(PROBLEM REQUIREMENTS):
What follows is a set of records, each of which is to be written out exactly.

»»

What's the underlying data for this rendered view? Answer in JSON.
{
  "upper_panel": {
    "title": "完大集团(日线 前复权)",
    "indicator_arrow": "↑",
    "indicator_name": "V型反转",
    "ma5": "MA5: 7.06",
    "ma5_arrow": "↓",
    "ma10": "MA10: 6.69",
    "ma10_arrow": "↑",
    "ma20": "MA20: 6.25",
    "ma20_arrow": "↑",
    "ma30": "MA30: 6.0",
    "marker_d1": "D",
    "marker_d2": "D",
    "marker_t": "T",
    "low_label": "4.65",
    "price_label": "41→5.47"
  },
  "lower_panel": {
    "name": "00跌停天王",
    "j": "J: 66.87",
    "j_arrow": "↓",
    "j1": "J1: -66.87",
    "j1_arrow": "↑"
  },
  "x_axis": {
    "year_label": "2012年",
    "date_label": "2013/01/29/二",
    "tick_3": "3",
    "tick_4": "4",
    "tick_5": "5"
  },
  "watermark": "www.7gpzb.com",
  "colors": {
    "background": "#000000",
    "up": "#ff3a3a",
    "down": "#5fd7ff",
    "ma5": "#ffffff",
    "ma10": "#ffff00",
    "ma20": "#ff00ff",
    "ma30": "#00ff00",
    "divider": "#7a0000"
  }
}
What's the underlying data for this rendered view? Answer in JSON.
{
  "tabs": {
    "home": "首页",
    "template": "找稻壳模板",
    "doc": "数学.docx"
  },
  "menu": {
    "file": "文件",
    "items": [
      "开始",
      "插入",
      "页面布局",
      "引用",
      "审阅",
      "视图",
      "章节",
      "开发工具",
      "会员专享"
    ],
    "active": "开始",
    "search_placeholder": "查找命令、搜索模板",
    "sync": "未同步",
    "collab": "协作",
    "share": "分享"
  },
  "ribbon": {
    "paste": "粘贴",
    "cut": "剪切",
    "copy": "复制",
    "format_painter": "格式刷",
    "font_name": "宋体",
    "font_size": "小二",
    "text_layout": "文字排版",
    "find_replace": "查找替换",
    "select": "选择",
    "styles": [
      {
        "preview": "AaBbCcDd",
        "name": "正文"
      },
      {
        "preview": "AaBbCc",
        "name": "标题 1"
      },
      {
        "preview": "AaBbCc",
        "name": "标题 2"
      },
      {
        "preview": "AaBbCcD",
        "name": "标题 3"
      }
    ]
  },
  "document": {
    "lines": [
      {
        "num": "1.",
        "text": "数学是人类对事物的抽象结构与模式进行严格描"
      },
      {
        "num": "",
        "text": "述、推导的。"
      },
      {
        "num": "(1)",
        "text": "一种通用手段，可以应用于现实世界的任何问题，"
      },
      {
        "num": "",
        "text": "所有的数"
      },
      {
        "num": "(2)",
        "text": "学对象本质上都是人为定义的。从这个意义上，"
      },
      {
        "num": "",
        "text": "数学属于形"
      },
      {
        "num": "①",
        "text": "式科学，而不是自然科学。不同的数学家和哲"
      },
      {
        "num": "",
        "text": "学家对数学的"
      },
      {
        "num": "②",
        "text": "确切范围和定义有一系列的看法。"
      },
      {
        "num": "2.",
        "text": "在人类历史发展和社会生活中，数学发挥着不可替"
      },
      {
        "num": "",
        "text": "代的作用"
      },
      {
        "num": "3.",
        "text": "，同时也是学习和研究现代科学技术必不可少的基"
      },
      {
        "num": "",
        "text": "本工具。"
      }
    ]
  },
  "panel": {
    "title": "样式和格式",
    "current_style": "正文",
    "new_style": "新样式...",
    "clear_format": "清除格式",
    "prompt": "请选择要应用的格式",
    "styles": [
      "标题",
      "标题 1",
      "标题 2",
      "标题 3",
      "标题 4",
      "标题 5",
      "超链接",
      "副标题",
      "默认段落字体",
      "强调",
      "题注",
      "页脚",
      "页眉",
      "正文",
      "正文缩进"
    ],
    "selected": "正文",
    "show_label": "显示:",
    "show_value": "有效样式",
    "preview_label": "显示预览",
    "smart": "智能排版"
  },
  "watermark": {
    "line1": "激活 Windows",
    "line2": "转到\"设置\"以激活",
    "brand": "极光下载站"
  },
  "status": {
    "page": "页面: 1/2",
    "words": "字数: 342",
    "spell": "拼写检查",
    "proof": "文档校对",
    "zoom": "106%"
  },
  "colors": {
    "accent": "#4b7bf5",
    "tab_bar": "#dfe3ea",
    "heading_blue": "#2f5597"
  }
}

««

(REPLY TO THE EXERCISE):
What's the underlying data for this rendered view? Answer in JSON.
{
  "upper_panel": {
    "title": "完大集团(日线 前复权)",
    "indicator_arrow": "↑",
    "indicator_name": "V型反转",
    "ma5": "MA5: 7.06",
    "ma5_arrow": "↓",
    "ma10": "MA10: 6.69",
    "ma10_arrow": "↑",
    "ma20": "MA20: 6.25",
    "ma20_arrow": "↑",
    "ma30": "MA30: 6.0",
    "marker_d1": "D",
    "marker_d2": "D",
    "marker_t": "T",
    "low_label": "4.65",
    "price_label": "41→5.47"
  },
  "lower_panel": {
    "name": "00跌停天王",
    "j": "J: 66.87",
    "j_arrow": "↓",
    "j1": "J1: -66.87",
    "j1_arrow": "↑"
  },
  "x_axis": {
    "year_label": "2012年",
    "date_label": "2013/01/29/二",
    "tick_3": "3",
    "tick_4": "4",
    "tick_5": "5"
  },
  "watermark": "www.7gpzb.com",
  "colors": {
    "background": "#000000",
    "up": "#ff3a3a",
    "down": "#5fd7ff",
    "ma5": "#ffffff",
    "ma10": "#ffff00",
    "ma20": "#ff00ff",
    "ma30": "#00ff00",
    "divider": "#7a0000"
  }
}
What's the underlying data for this rendered view? Answer in JSON.
{
  "tabs": {
    "home": "首页",
    "template": "找稻壳模板",
    "doc": "数学.docx"
  },
  "menu": {
    "file": "文件",
    "items": [
      "开始",
      "插入",
      "页面布局",
      "引用",
      "审阅",
      "视图",
      "章节",
      "开发工具",
      "会员专享"
    ],
    "active": "开始",
    "search_placeholder": "查找命令、搜索模板",
    "sync": "未同步",
    "collab": "协作",
    "share": "分享"
  },
  "ribbon": {
    "paste": "粘贴",
    "cut": "剪切",
    "copy": "复制",
    "format_painter": "格式刷",
    "font_name": "宋体",
    "font_size": "小二",
    "text_layout": "文字排版",
    "find_replace": "查找替换",
    "select": "选择",
    "styles": [
      {
        "preview": "AaBbCcDd",
        "name": "正文"
      },
      {
        "preview": "AaBbCc",
        "name": "标题 1"
      },
      {
        "preview": "AaBbCc",
        "name": "标题 2"
      },
      {
        "preview": "AaBbCcD",
        "name": "标题 3"
      }
    ]
  },
  "document": {
    "lines": [
      {
        "num": "1.",
        "text": "数学是人类对事物的抽象结构与模式进行严格描"
      },
      {
        "num": "",
        "text": "述、推导的。"
      },
      {
        "num": "(1)",
        "text": "一种通用手段，可以应用于现实世界的任何问题，"
      },
      {
        "num": "",
        "text": "所有的数"
      },
      {
        "num": "(2)",
        "text": "学对象本质上都是人为定义的。从这个意义上，"
      },
      {
        "num": "",
        "text": "数学属于形"
      },
      {
        "num": "①",
        "text": "式科学，而不是自然科学。不同的数学家和哲"
      },
      {
        "num": "",
        "text": "学家对数学的"
      },
      {
        "num": "②",
        "text": "确切范围和定义有一系列的看法。"
      },
      {
        "num": "2.",
        "text": "在人类历史发展和社会生活中，数学发挥着不可替"
      },
      {
        "num": "",
        "text": "代的作用"
      },
      {
        "num": "3.",
        "text": "，同时也是学习和研究现代科学技术必不可少的基"
      },
      {
        "num": "",
        "text": "本工具。"
      }
    ]
  },
  "panel": {
    "title": "样式和格式",
    "current_style": "正文",
    "new_style": "新样式...",
    "clear_format": "清除格式",
    "prompt": "请选择要应用的格式",
    "styles": [
      "标题",
      "标题 1",
      "标题 2",
      "标题 3",
      "标题 4",
      "标题 5",
      "超链接",
      "副标题",
      "默认段落字体",
      "强调",
      "题注",
      "页脚",
      "页眉",
      "正文",
      "正文缩进"
    ],
    "selected": "正文",
    "show_label": "显示:",
    "show_value": "有效样式",
    "preview_label": "显示预览",
    "smart": "智能排版"
  },
  "watermark": {
    "line1": "激活 Windows",
    "line2": "转到\"设置\"以激活",
    "brand": "极光下载站"
  },
  "status": {
    "page": "页面: 1/2",
    "words": "字数: 342",
    "spell": "拼写检查",
    "proof": "文档校对",
    "zoom": "106%"
  },
  "colors": {
    "accent": "#4b7bf5",
    "tab_bar": "#dfe3ea",
    "heading_blue": "#2f5597"
  }
}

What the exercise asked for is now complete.